    The idea behind the hook was originally for carrying packages tied in string or twine.  This is an interesting idea, especially as most places had changed to plastic bags long before 1991, and other than the odd package in the mail, no one really ties packages these days.  Or do they?  Perhaps not for consumer goods going to the end user, but all the things you buy individually have to come from somewhere.  Newspapers for example come bundled tightly by those nylon straps, as do catalogues and other printed items.  Many of them are bundled in quite large loads and carrying them by the straps are the only convenient way to do it, but those straps also dig into your hands terribly.  Enter the hook.

    Of course there are a limited number of folks who have to deal with that kind of thing, so why make it available on every knife?  Easy- that’s not all it’s good for!

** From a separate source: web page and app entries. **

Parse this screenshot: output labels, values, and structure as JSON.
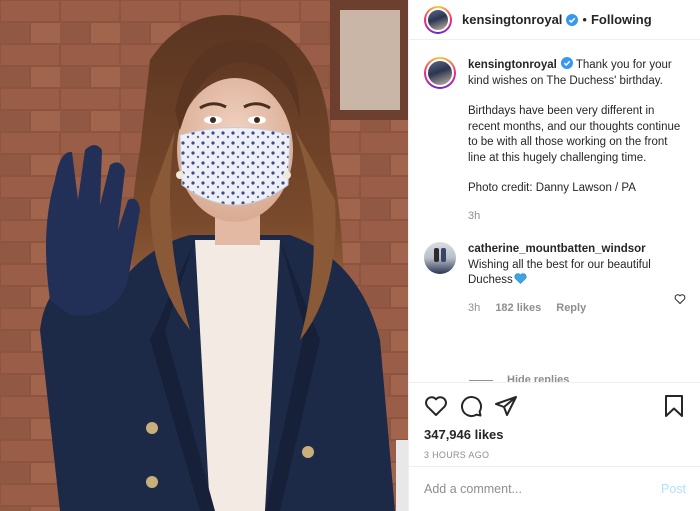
{
  "post": {
    "username": "kensingtonroyal",
    "separator": "•",
    "follow_status": "Following",
    "caption": {
      "username": "kensingtonroyal",
      "paragraphs": [
        "Thank you for your kind wishes on The Duchess' birthday.",
        "Birthdays have been very different in recent months, and our thoughts continue to be with all those working on the front line at this hugely challenging time.",
        "Photo credit: Danny Lawson / PA"
      ],
      "time": "3h"
    },
    "comments": [
      {
        "username": "catherine_mountbatten_windsor",
        "text": "Wishing all the best for our beautiful Duchess",
        "time": "3h",
        "likes": "182 likes",
        "reply_label": "Reply"
      }
    ],
    "hide_replies_label": "Hide replies",
    "likes_count": "347,946 likes",
    "timestamp": "3 HOURS AGO",
    "add_comment_placeholder": "Add a comment...",
    "post_button": "Post"
  },
  "icons": {
    "verified": "verified-badge-icon",
    "heart": "heart-icon",
    "comment": "comment-icon",
    "share": "share-icon",
    "bookmark": "bookmark-icon",
    "emoji": "blue-heart-emoji"
  },
  "colors": {
    "verified_blue": "#3897f0",
    "muted_text": "#8e8e8e",
    "post_button": "#b2dffc",
    "divider": "#efefef"
  }
}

    Look closely at the backside of your knife, and you will see a reamer or awl, which is fantastic at poking holes in heavy cloth or leather.  The question remains, once you poke the holes, what then do you do with them?  If you have to thread any kind of like through them, the hook can help greatly with that.  Simply poke the hook through, grab the line with it and pull it back out.  Admittedly, many of the reamers come with a sewing eye in them, but I dare you to try and thread 550 paracord, nylon clothesline or any other type of string you have through it!

    Perhaps the thing that I use them most for is pulling the tabs found on many cans nowadays.  From soda cans to food cans, those pull tabs can be a real pain in the butt to get open sometimes.  Naturally they have to be fairly resistant to accidental openings and the like, but that just makes them that much more difficult to grab when you want to.  Watch someone who opens many cans (waitresses, cooks etc) and you will see that they almost always use some kind of small levering device to lift the tab so they can open it properly.  With the hook, you don’t have to put it away once the tab is lifted- you can actually remove it completely with the hook and a little practice!

    Other members have come up with other ideas that are just as handy- one suggested using it to grab a hot pot handle over a campfire, another member thought it was invaluable for pulling tent pegs and yet another used it to hang his GPS in the car when travelling in a rental with no mounting bracket!  

    In the last year or so, Victorinox has added one more bit of utility to the hook that many may also find useful- a small rough patch suitable for filing nails or striking matches.  Victorinox’s designers have often proven their ability to create perfectly functional implements with multiple uses, and it seems that the “useless” hook is really no exception!